Clinical relevance of skeletal muscle abnormalities in patients with cirrhosis.Dig Liver Dis. 2019 11; 51(11):1493-1499.DL
Recent advances in body composition evaluation have demonstrated abnormalities in skeletal muscle in patients with cirrhosis. Sarcopenia (severe muscle depletion) and myosteatosis (pathological fat accumulation in muscle) are prevalent muscle abnormalities in patients with cirrhosis that confer poor prognosis. Sarcopenia has become a well-defined factor for adverse clinical outcomes pre- and post-liver transplantation and emerging evidence has suggested the prognostic significance of myosteatosis in predicting mortality and overt hepatic encephalopathy in patients with cirrhosis. Advances in the understating of these muscle abnormalities might help improve therapeutic interventions to correct them and potentially improve outcomes of patients with cirrhosis. Moreover, inclusion of these muscle abnormalities within the current organ allocation policies might lead to a better mortality risk assessment in patients awaiting liver transplant and even to a decrease in the rates of futile liver transplants.
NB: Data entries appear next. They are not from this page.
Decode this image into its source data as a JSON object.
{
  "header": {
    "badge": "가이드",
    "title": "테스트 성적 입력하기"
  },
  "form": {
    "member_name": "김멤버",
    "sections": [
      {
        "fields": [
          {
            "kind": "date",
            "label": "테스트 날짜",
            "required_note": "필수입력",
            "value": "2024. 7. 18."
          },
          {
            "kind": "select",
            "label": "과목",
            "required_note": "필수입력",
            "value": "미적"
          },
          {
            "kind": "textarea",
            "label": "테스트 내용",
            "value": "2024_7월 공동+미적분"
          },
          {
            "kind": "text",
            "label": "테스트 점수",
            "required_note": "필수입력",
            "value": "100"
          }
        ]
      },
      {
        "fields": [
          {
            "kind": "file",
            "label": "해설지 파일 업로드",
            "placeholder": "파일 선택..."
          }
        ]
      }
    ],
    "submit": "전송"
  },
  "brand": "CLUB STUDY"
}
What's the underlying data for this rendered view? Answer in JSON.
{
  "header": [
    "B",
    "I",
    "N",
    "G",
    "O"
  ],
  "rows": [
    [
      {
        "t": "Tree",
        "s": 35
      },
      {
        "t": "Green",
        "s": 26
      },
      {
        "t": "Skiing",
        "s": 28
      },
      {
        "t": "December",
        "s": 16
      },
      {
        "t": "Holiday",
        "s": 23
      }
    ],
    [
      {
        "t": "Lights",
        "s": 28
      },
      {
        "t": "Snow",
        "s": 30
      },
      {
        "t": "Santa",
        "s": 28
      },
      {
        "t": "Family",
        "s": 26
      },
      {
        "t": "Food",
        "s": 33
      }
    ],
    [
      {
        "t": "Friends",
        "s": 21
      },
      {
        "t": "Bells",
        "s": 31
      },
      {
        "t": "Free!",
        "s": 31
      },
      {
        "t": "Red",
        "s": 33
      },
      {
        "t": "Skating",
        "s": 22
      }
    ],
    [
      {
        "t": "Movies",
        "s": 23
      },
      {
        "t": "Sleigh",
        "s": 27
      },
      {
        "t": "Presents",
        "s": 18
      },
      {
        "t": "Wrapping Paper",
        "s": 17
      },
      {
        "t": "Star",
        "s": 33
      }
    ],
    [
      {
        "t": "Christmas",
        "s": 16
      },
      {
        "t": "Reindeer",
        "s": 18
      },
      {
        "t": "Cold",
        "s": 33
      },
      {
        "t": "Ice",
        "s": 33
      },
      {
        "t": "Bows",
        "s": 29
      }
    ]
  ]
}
This review summarizes the current knowledge regarding the modalities to evaluate skeletal muscle abnormalities in cirrhosis, the incidence and clinical impact of these abnormalities in cirrhosis; existing and potential novel therapeutic strategies are also discussed.